How Alexander Hamilton Worked

Hamilton the Federalist

These dueling pistols belonged to politician and diplomat Rufus King, who was a signer of the Constitution and a United States senator from New York. The flintlock pistols are similar to the pair used in 1804 when Alexander Hamilton was mortally wounded.
H.W. Mortimer & Company/The New York Historical Society/Getty Images

With the deadlocked political climate in the United States today, it's nice to think of its Founding Fathers as friends who rose above petty politics to work together and create a great democracy. But that simply wasn't the case. These men spread rumors, hurled insults and fought one another's success at every turn — and Alexander Hamilton was no exception. It was this nastiness that actually killed him.
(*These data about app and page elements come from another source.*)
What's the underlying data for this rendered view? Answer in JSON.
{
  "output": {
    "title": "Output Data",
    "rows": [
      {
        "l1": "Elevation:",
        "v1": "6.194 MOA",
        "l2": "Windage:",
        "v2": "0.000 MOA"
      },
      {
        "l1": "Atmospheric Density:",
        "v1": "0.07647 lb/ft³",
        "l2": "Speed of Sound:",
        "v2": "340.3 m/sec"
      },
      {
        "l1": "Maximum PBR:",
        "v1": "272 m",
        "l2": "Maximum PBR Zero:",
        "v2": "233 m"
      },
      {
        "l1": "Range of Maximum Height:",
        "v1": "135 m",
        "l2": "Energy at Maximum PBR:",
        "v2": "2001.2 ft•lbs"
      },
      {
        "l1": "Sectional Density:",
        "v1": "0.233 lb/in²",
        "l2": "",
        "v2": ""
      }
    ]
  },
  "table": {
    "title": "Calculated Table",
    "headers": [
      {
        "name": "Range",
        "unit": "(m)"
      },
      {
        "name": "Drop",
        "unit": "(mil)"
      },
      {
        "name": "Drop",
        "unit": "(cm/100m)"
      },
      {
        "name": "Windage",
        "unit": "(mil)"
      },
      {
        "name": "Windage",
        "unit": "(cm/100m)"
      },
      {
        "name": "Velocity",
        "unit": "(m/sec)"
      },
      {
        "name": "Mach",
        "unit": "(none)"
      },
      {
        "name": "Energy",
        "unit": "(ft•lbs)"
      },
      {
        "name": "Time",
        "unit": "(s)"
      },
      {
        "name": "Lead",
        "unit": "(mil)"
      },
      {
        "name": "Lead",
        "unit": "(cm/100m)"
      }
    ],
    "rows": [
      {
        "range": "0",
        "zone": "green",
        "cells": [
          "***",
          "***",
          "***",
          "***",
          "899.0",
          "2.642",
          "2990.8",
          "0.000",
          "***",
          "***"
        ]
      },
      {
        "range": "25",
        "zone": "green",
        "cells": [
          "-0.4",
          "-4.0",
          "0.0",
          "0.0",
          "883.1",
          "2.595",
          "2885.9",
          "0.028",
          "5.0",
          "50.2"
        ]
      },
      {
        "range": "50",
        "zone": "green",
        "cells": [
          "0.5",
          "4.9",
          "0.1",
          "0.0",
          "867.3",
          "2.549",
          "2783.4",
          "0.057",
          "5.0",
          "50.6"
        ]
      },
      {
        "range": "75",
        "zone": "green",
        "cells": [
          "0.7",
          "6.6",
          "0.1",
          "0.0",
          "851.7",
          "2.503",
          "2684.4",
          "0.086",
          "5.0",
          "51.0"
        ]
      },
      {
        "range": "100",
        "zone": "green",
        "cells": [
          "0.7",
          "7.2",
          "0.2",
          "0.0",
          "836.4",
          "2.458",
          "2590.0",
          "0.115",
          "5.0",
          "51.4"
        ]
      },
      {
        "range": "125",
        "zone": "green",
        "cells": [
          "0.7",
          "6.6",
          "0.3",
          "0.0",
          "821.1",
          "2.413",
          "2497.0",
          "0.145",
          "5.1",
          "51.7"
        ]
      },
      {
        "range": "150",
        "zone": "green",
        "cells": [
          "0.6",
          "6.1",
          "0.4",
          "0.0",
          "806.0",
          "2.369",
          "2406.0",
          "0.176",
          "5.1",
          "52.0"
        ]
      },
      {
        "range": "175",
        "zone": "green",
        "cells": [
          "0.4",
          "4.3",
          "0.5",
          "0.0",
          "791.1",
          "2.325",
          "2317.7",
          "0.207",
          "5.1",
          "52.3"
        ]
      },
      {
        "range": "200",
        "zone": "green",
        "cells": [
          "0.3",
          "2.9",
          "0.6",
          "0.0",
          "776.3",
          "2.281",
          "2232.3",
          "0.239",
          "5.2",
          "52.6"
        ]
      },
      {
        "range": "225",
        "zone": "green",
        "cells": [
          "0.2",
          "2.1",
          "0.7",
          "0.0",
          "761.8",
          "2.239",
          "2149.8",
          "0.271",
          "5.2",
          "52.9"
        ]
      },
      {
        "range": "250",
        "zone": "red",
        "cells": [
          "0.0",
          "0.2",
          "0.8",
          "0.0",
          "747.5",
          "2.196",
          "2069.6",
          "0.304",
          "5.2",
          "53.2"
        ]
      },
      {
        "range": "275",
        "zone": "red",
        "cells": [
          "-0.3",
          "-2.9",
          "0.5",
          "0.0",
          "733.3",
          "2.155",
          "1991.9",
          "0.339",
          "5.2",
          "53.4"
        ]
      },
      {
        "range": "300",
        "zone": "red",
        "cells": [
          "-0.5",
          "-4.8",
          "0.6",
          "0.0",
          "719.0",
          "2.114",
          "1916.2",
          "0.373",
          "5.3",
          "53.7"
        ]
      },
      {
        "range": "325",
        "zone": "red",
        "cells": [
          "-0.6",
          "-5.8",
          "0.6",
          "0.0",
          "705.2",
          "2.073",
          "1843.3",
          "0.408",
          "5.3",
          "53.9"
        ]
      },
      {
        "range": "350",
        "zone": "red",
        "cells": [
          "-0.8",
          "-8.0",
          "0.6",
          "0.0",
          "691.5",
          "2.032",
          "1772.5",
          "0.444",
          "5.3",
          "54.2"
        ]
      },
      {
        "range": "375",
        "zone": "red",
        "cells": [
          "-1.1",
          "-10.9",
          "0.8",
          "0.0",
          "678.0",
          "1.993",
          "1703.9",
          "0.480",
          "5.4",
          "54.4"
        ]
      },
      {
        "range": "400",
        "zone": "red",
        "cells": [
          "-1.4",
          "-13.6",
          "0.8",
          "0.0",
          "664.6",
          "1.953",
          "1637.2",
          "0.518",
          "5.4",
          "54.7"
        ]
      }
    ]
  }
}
Americans have George Washington's cabinet to thank for their two-party system, though Washington himself hated the idea of political factions. Hamilton and his supporters became part of the Federalist Party, which believed in a strong central government, a country built on industry and a closer relationship with Britain. This put him in conflict with the small-government, agriculture-friendly, pro-French Republicans like fellow cabinet member Thomas Jefferson. While Hamilton left public office for good when he resigned as Treasury secretary in 1795 (aside from a short stint as inspector-general of the Army), he remained heavily involved in Federalist politics [source: PBS, Alexander Hamilton].


Hamilton broke ranks with his party in 1796 to oppose Federalist John Adams' bid to succeed Washington as president. His efforts failed, but this disdain for Adams probably cost the country's second president a second term in 1800. That's because one of the Republican candidates in that election, Aaron Burr, released a private document in which Hamilton was strongly critical of Adams. This split the Federalist Party, allowing Republicans Jefferson and Burr to finish tied for electoral votes at the top of the ballot. With the tiebreaker now up to Congress, Hamilton then threw his support behind Jefferson, who eventually won. Burr finished second, which, back in those days, meant he became vice president [source: PBS, Alexander Hamilton].

Hamilton and Burr got into it again when Burr ran for governor of New York in 1804. The former Treasury secretary made it his mission to destroy Burr, speaking out against the vice president at every opportunity. Burr lost, and upon hearing that Hamilton had expressed a "despicable opinion" of him at a dinner party, he became enraged and challenged his Federalist foe to a duel. The two faced each other at Weehawken, New Jersey, on July 11, 1804. After drawing their weapons, Hamilton reportedly fired over Burr's head to give him a moment to "pause and reflect." But Burr didn't return the gesture. Hit, Hamilton fell to the ground and died the next day [sources: PBS, Alexander Hamilton and Aaron Burr's Duel, Dunn].